An offensive act
Aside from health hazards and negative effects on our surroundings, there are some ethical subjects to consider, as well.
In many states and countries, open urination is illegal. It’s not simply the act of urinating, but genital exposure is also an act of indecent exposure. Imagine peeing in a forest when suddenly a child comes walking by. That’s incredibly indecent.
Holding back the urge to ‘go’
If there is no bathroom available, you can try to hold back the urge for a little while longer. In general, occasionally holding back the urge to pee isn’t harmful. Keep in mind however, that doing so regularly could cause a urinary tract infection!
Holding back your poop isn’t healthy, either. Spending more time in your intestines, more and more water is taken up from your faeces. This causes the poop to harden and can eventually result in unnecessary constipation.
We know, this doesn’t make things easier!
Living in a van
We have been living in a camper van for a while now and are incredibly happy to have installed a toilet. We knew beforehand that we would spend days on end away from highways, cities, and other places with access to public bathrooms, so a toilet was a must for us. Public toilets can also be quite expensive (50 cents per visit, several times a day). And don’t forget about how incredibly unsanitary they tend to be!
Our toilet separates solids and liquids. This literally means that we pee in one bucket and poop in another. It has a passive carbon filter that keeps our home from smelling like shit.
During the first few weeks, we used a compostable bin liner to collect the solids. Currently, we are experimenting with coconut fiber and hope to compost our poop – that’s a story for a different time, though! We’ll just have to see how it pans out.

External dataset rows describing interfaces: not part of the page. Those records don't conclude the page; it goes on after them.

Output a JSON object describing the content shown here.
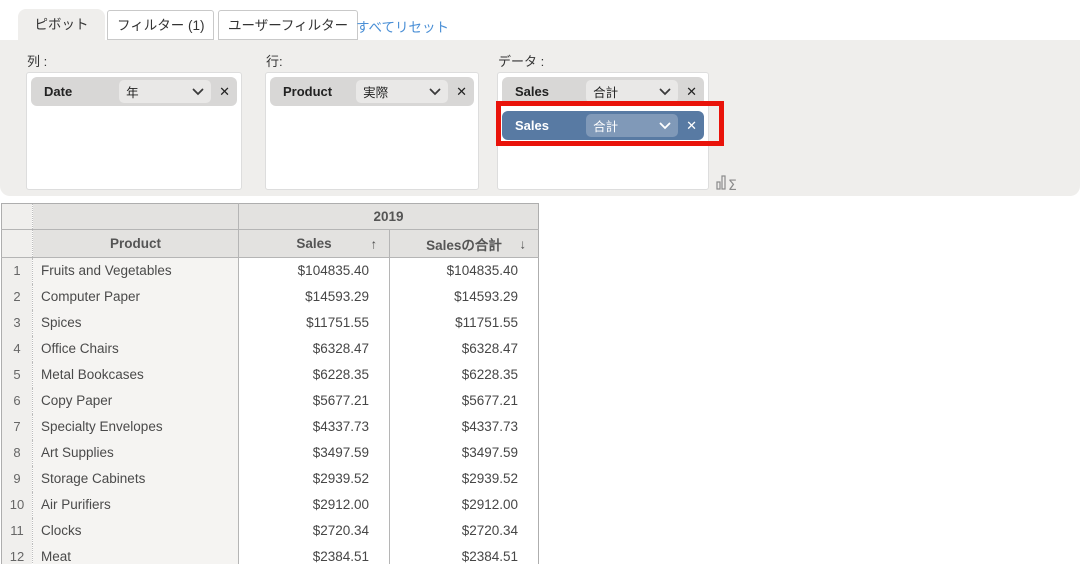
{
  "header": {
    "tabs": [
      {
        "label": "ピボット",
        "active": true
      },
      {
        "label": "フィルター (1)",
        "active": false
      },
      {
        "label": "ユーザーフィルター",
        "active": false
      }
    ],
    "reset_link": "すべてリセット"
  },
  "builder": {
    "columns_label": "列 :",
    "rows_label": "行:",
    "data_label": "データ :",
    "columns_pill": {
      "field": "Date",
      "aggregate": "年"
    },
    "rows_pill": {
      "field": "Product",
      "aggregate": "実際"
    },
    "data_pills": [
      {
        "field": "Sales",
        "aggregate": "合計",
        "highlighted": false
      },
      {
        "field": "Sales",
        "aggregate": "合計",
        "highlighted": true
      }
    ],
    "close_glyph": "✕"
  },
  "annotation": {
    "shape": "red-rectangle",
    "target": "second-sales-pill",
    "color": "#e9130a"
  },
  "colors": {
    "panel_bg": "#efeeec",
    "pill_gray": "#d8d7d6",
    "pill_blue": "#587aa3",
    "link_blue": "#4a8fd6",
    "annotation_red": "#e9130a"
  },
  "table": {
    "year_header": "2019",
    "product_header": "Product",
    "sales_header": "Sales",
    "sales_total_header": "Salesの合計",
    "sales_sort": "↑",
    "sales_total_sort": "↓",
    "rows": [
      {
        "n": "1",
        "product": "Fruits and Vegetables",
        "sales": "$104835.40",
        "total": "$104835.40"
      },
      {
        "n": "2",
        "product": "Computer Paper",
        "sales": "$14593.29",
        "total": "$14593.29"
      },
      {
        "n": "3",
        "product": "Spices",
        "sales": "$11751.55",
        "total": "$11751.55"
      },
      {
        "n": "4",
        "product": "Office Chairs",
        "sales": "$6328.47",
        "total": "$6328.47"
      },
      {
        "n": "5",
        "product": "Metal Bookcases",
        "sales": "$6228.35",
        "total": "$6228.35"
      },
      {
        "n": "6",
        "product": "Copy Paper",
        "sales": "$5677.21",
        "total": "$5677.21"
      },
      {
        "n": "7",
        "product": "Specialty Envelopes",
        "sales": "$4337.73",
        "total": "$4337.73"
      },
      {
        "n": "8",
        "product": "Art Supplies",
        "sales": "$3497.59",
        "total": "$3497.59"
      },
      {
        "n": "9",
        "product": "Storage Cabinets",
        "sales": "$2939.52",
        "total": "$2939.52"
      },
      {
        "n": "10",
        "product": "Air Purifiers",
        "sales": "$2912.00",
        "total": "$2912.00"
      },
      {
        "n": "11",
        "product": "Clocks",
        "sales": "$2720.34",
        "total": "$2720.34"
      },
      {
        "n": "12",
        "product": "Meat",
        "sales": "$2384.51",
        "total": "$2384.51"
      }
    ]
  }
}
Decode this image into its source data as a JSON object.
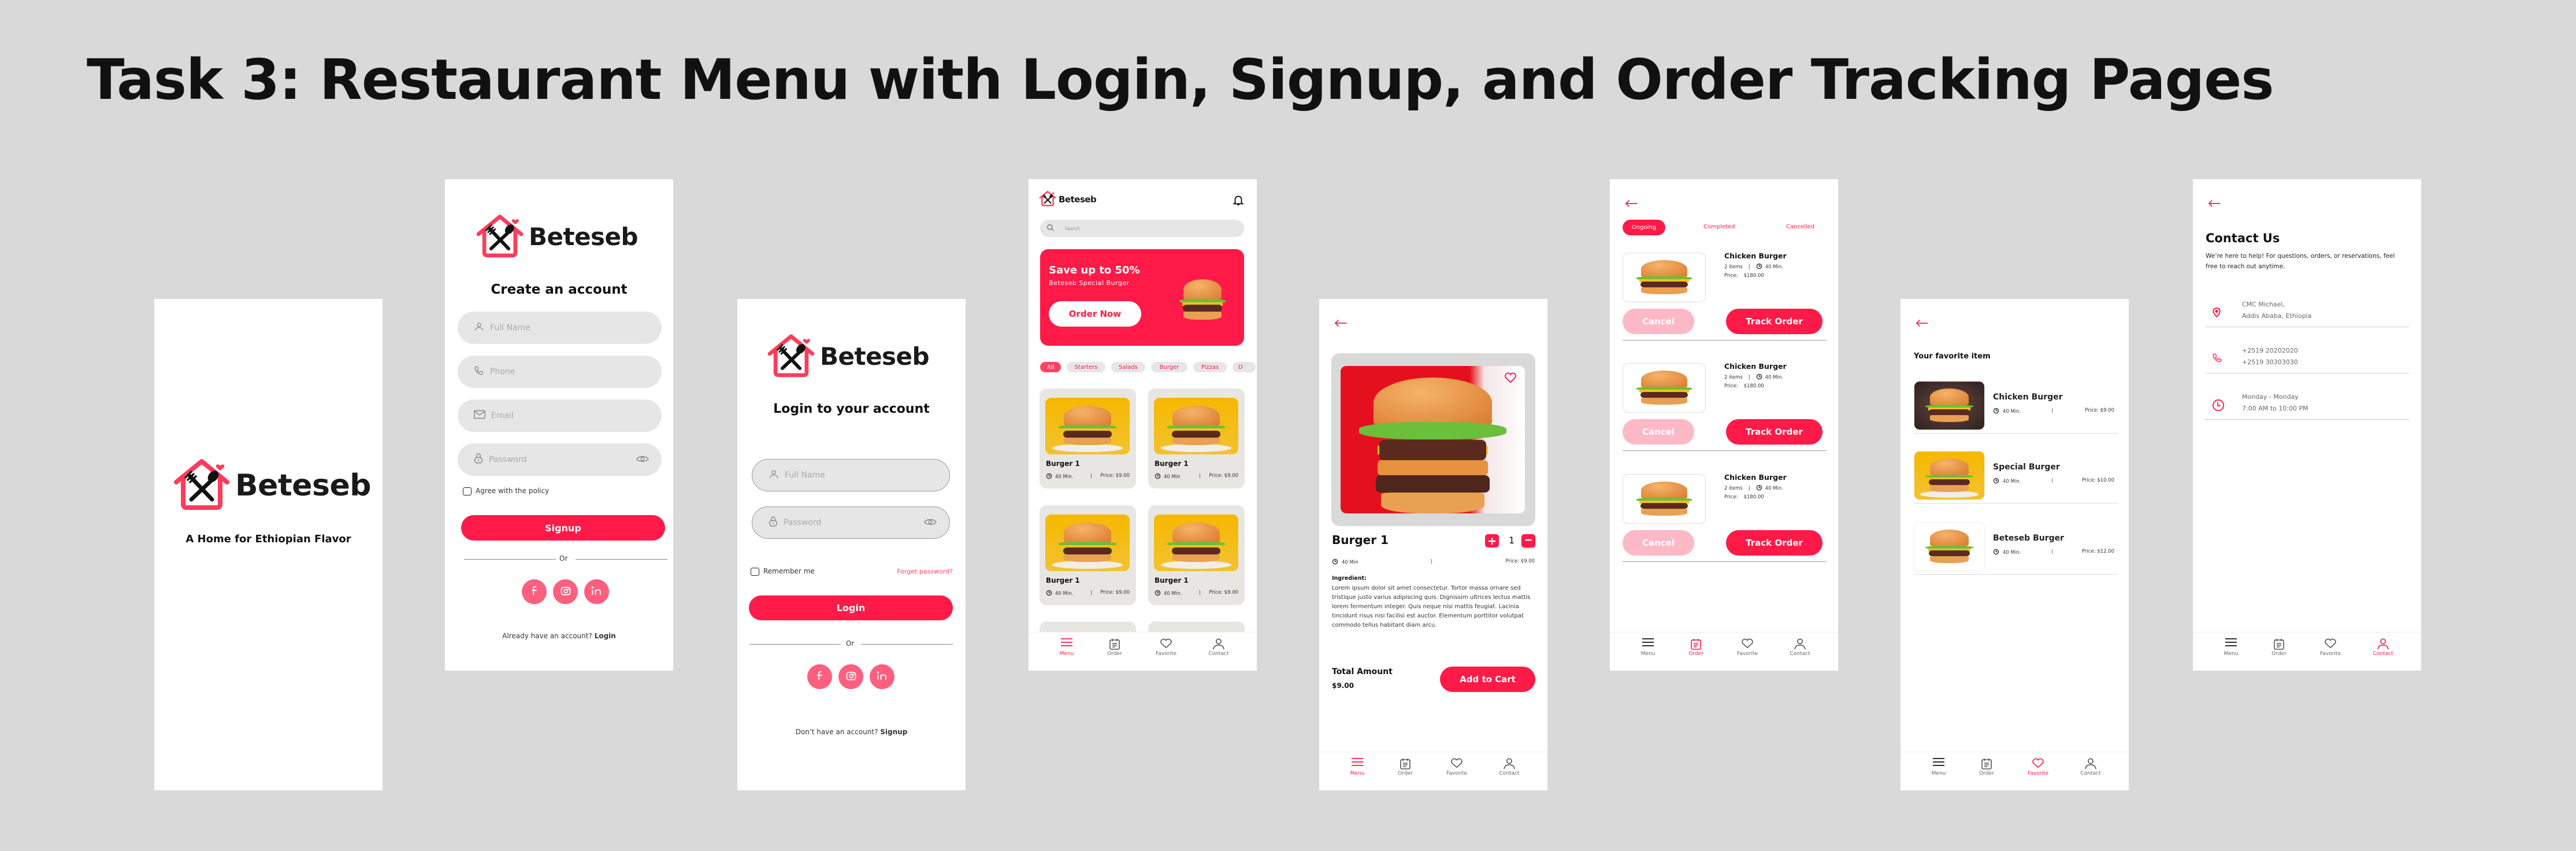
{
  "page": {
    "title": "Task 3: Restaurant Menu with Login, Signup, and Order Tracking Pages"
  },
  "brand": {
    "name": "Beteseb",
    "accent": "#ff1a47",
    "accent_light": "#ffb8c6",
    "social_bg": "#ff5f7e"
  },
  "splash": {
    "tagline": "A Home for Ethiopian Flavor"
  },
  "signup": {
    "heading": "Create an account",
    "fields": {
      "full_name": "Full Name",
      "phone": "Phone",
      "email": "Email",
      "password": "Password"
    },
    "agree_label": "Agree with the policy",
    "submit": "Signup",
    "or": "Or",
    "footer_text": "Already have an account?",
    "footer_link": "Login"
  },
  "login": {
    "heading": "Login to your account",
    "fields": {
      "full_name": "Full Name",
      "password": "Password"
    },
    "remember": "Remember me",
    "forgot": "Forget password?",
    "submit": "Login",
    "or": "Or",
    "footer_text": "Don’t have an account?",
    "footer_link": "Signup"
  },
  "menu": {
    "search_placeholder": "Search",
    "banner": {
      "title": "Save up to 50%",
      "subtitle": "Beteseb Special Burger",
      "cta": "Order Now"
    },
    "categories": [
      {
        "label": "All",
        "active": true
      },
      {
        "label": "Starters"
      },
      {
        "label": "Salads"
      },
      {
        "label": "Burger"
      },
      {
        "label": "Pizzas"
      },
      {
        "label": "D"
      }
    ],
    "items": [
      {
        "name": "Burger 1",
        "time": "40 Min.",
        "price": "Price: $9.00"
      },
      {
        "name": "Burger 1",
        "time": "40 Min",
        "price": "Price: $9.00"
      },
      {
        "name": "Burger 1",
        "time": "40 Min.",
        "price": "Price: $9.00"
      },
      {
        "name": "Burger 1",
        "time": "40 Min.",
        "price": "Price: $9.00"
      }
    ]
  },
  "detail": {
    "name": "Burger 1",
    "quantity": "1",
    "time": "40 Min",
    "separator": "|",
    "price": "Price: $9.00",
    "ingredient_label": "Ingredient:",
    "ingredients": "Lorem ipsum dolor sit amet consectetur. Tortor massa ornare sed tristique justo varius adipiscing quis. Dignissim ultrices lectus mattis lorem fermentum integer. Quis neque nisi mattis feugiat. Lacinia tincidunt risus nisi facilisi est auctor. Elementum porttitor volutpat commodo tellus habitant diam arcu.",
    "total_label": "Total Amount",
    "total_value": "$9.00",
    "add_to_cart": "Add to Cart"
  },
  "orders": {
    "tabs": [
      {
        "label": "Ongoing",
        "active": true
      },
      {
        "label": "Completed"
      },
      {
        "label": "Cancelled"
      }
    ],
    "items": [
      {
        "name": "Chicken Burger",
        "count": "2 items",
        "time": "40 Min.",
        "price_label": "Price:",
        "price": "$180.00",
        "cancel": "Cancel",
        "track": "Track Order"
      },
      {
        "name": "Chicken Burger",
        "count": "2 items",
        "time": "40 Min.",
        "price_label": "Price:",
        "price": "$180.00",
        "cancel": "Cancel",
        "track": "Track Order"
      },
      {
        "name": "Chicken Burger",
        "count": "2 items",
        "time": "40 Min.",
        "price_label": "Price:",
        "price": "$180.00",
        "cancel": "Cancel",
        "track": "Track Order"
      }
    ]
  },
  "favorites": {
    "heading": "Your favorite item",
    "items": [
      {
        "name": "Chicken Burger",
        "time": "40 Min.",
        "price": "Price: $9.00"
      },
      {
        "name": "Special Burger",
        "time": "40 Min.",
        "price": "Price: $10.00"
      },
      {
        "name": "Beteseb Burger",
        "time": "40 Min.",
        "price": "Price: $12.00"
      }
    ]
  },
  "contact": {
    "heading": "Contact Us",
    "description": "We’re here to help! For questions, orders, or reservations, feel free to reach out anytime.",
    "rows": [
      {
        "icon": "location-pin-icon",
        "line1": "CMC Michael,",
        "line2": "Addis Ababa, Ethiopia"
      },
      {
        "icon": "phone-icon",
        "line1": "+2519 20202020",
        "line2": "+2519 30303030"
      },
      {
        "icon": "clock-icon",
        "line1": "Monday - Monday",
        "line2": "7:00 AM to 10:00 PM"
      }
    ]
  },
  "nav": {
    "items": [
      {
        "label": "Menu",
        "icon": "menu-icon"
      },
      {
        "label": "Order",
        "icon": "order-icon"
      },
      {
        "label": "Favorite",
        "icon": "heart-icon"
      },
      {
        "label": "Contact",
        "icon": "person-icon"
      }
    ]
  }
}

Where do you poop?
So, when you’re on the trails, where do you go number one and two? We’d love to know your thoughts, it’s quite a difficult topic!